Given the number of breaches and thefts of password-protected data over the last several years, it is increasingly becoming obvious that passwords aren’t highly effective at enforcing secure accounts.
The problem is compounded, of course, by the fact that many users of digital devices don’t follow recommended steps for password security, such as choosing difficult phrases rather than easy-to-remember standbys like “password” or “1234” and changing their passwords regularly.
Protecting information and making accounts secure is a key part of business strategy. Given the dangers cybertheft and identity theft pose, a perception that the digital world is not secure could have major negative impacts on businesses in the sphere.
Hackers may be able to spoof many alternatives, like fingerprints, voice, and facial recognition.
A Range of Options, but Nothing Foolproof
As a result, finding alternatives to passwords for cybersecurity is a burgeoning field in technology news.
The problem is, nothing seems entirely foolproof.
Financial institutions have moved strongly into voice recognition. Voice recognition has been rolled out by banks like Barclay’s and HSBC. Both banks, and the many others that use voice recognition promise that a voice is as distinctive as a fingerprint — and thus, presumably, unhackable.
However, in a celebrated incident in the U.K., The Guardian reported that an HSBC account holders nonidentical twin brother successfully imitated his voice and fooled the system into letting him access the account.
Fingerprints, similarly, may be distinctive, but they are not replicable. We all leave our fingerprints everywhere we’ve touched. As a result, it is possible to “spoof” a fingerprint by picking up and duplicating the fingerprints.
Think facial recognition works? Apparently, it can be fooled by masks.
Do Bodily Fluids Work?
Recently, Forbes reported on research that indicates bodily fluids like blood and sweat would work. In case consumers have visions of having to prick their finger to prove identity or access their accounts, researchers have focused on sweat as the more practical alternative.
Like fingerprints, sweat is left everywhere we touch. Theoretically, it should be easy to swipe a finger and unlock an account with the chemicals in perspiration.
The chemical composition of body fluids, like voiceprints and fingerprints, is unique to each individual.
But sweat’s main contribution to cybersecurity may be its unhackable-for-long nature. As it turns out, sweat is unique, but it changes over time. Diet and other factors are determinative, and they change.
As a result, a cyberthief could try to pick up sweat from a surface someone’s touched, yes, and spoof it. But the utility of whatever was spoofed would come to an end in the short term because the chemical composition of the account user’s sweat would change.
And the systems in development would be able to detect non-change or predict change.

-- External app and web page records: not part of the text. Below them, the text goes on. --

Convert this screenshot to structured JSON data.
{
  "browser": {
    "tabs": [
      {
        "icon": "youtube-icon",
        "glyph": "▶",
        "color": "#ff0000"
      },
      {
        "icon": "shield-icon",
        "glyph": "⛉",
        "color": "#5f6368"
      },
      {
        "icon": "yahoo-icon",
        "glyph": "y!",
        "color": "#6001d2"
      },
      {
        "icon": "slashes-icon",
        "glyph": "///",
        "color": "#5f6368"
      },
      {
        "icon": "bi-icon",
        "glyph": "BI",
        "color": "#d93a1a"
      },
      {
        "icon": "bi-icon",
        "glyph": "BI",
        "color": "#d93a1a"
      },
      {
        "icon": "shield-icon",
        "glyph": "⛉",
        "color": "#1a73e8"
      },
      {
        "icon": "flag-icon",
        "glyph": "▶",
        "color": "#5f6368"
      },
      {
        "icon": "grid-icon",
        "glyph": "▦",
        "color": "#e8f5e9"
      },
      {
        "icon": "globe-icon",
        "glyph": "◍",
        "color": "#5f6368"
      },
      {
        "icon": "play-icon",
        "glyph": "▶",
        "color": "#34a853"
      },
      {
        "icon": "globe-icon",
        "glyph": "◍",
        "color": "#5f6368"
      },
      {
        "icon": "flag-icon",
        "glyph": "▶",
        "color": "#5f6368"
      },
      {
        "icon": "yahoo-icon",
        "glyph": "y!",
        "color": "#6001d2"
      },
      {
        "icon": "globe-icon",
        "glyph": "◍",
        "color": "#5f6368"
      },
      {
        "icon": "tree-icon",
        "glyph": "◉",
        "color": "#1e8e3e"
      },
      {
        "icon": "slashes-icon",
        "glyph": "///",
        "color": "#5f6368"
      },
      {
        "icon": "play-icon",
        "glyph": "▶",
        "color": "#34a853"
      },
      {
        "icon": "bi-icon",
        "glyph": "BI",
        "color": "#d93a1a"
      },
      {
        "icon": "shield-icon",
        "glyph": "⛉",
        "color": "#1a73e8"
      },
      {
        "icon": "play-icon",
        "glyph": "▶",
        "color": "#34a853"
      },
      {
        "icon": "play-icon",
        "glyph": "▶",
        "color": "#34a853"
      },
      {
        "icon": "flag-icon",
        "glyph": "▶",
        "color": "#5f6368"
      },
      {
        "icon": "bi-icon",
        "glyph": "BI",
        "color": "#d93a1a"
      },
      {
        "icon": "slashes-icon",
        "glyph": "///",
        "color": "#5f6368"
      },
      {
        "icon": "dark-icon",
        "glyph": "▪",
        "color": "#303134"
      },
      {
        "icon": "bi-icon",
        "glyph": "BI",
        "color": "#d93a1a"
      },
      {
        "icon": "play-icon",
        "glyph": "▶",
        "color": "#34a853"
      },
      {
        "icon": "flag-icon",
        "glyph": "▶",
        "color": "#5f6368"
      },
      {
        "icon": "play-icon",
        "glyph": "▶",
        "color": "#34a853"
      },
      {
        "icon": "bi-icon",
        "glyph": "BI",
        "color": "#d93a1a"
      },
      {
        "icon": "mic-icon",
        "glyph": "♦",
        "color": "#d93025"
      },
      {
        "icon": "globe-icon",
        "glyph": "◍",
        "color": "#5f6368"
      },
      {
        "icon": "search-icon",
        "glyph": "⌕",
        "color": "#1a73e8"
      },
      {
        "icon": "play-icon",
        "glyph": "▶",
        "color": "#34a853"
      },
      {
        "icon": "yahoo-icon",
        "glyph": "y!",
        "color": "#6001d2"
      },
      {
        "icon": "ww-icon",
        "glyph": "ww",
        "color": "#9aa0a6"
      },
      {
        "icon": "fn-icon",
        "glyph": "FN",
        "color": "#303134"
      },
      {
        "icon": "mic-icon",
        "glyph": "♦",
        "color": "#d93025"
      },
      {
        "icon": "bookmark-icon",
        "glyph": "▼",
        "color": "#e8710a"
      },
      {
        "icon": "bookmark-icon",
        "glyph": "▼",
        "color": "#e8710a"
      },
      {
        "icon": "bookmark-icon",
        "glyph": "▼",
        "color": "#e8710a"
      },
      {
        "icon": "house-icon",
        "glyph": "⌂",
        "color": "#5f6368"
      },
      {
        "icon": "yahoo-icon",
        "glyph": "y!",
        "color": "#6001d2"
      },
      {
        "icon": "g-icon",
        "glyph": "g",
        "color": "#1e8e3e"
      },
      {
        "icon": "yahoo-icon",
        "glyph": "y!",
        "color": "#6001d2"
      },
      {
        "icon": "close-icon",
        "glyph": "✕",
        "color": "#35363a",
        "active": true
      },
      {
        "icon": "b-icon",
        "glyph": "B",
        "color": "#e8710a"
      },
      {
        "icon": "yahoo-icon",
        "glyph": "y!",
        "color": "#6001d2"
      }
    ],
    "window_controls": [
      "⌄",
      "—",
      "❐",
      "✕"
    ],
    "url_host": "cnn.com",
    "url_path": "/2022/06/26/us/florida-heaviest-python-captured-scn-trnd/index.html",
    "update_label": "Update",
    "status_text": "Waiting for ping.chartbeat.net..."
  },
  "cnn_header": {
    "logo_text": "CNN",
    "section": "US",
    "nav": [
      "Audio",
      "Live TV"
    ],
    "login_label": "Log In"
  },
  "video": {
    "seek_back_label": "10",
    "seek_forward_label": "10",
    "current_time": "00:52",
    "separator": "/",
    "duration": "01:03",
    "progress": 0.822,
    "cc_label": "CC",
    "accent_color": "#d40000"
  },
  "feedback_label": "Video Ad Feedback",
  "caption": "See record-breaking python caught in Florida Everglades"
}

This change potential makes bodily fluids potentially a more secure method of ascertaining identity than voice or face, which don’t change that much over time.
Cybersecurity systems utilizing bodily fluids are still in research and development. Nonetheless, it’s good to know which way the field is trending.
Multiple cybersecurity systems can be hacked. Systems utilizing bodily fluid may be among the most secure yet.